Lecture on Surgical Treatments for CRPS: A Small Piece of the Pie but Crucial for some

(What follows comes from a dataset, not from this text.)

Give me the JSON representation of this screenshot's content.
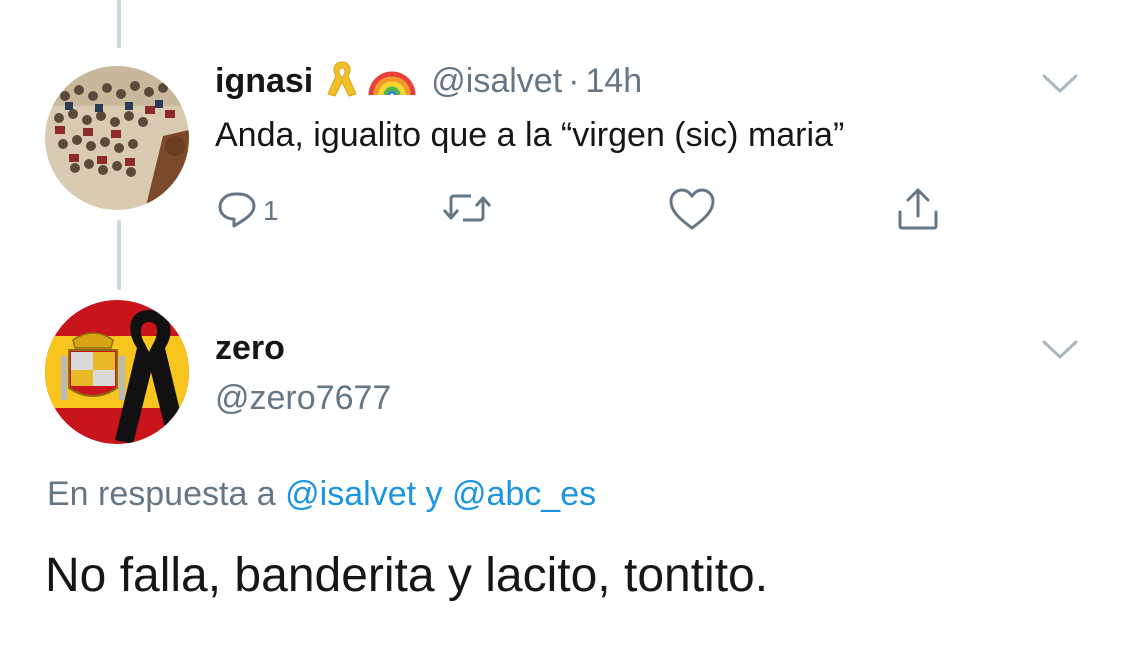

This is not a topic that most patients with pain want to think about. The surgical treatment for pain is a rapidly advancing field. Dr Dean Willis presents a passionate lecture on the difference between pain and suffering which is so right on. When we talk about helping patients in pain, we really are not talking about the subset of patients that have RSD or Complex Regional Pain Syndrome. These are patients who are truly suffering. Their lives deeply affected by their pain. Suffering literally always carries a deeper darker sadder meaning than the word "pain" implies. It is for those patients that sympathetic spinal nerve blocks can help when other treatments fail. It is for those patients when the sympathetic spinal nerve blocks do not help (when the nerve pain has centralized in the spinal cord, not in the peripheral limbs) that Spinal Cord Stimulators or Infusion Pumps can change the suffering down to managable pain. I was glad to hear Dr Willis emphasize that a percutaneous (electrode implanted just under the skin) trial can be done, and that it rarely ever flares up the pain cycle. I know, since the time of his lecture, further advances have been made.




1 comment:

  1. I doubt anyone will ever see this comment... but I was touched by the bold lettering in red above, as I have intractable CRPS in all limbs, and due to a rampant case of osteomyelitis, cannot have the implants that might help. So... thanks for the show of compassion, it was appreciated, anonymously, in the middle of the night!

    ReplyDelete

Thank you very much for leaving a comment. Due to my time restraints, some comments may not be answered.I will answer questions that I feel will help the community as a whole.. I can only answer medical questions in a general form. No specific answers can be given. Please consult a podiatrist, therapist, orthopedist, or sports medicine physician in your area for specific questions.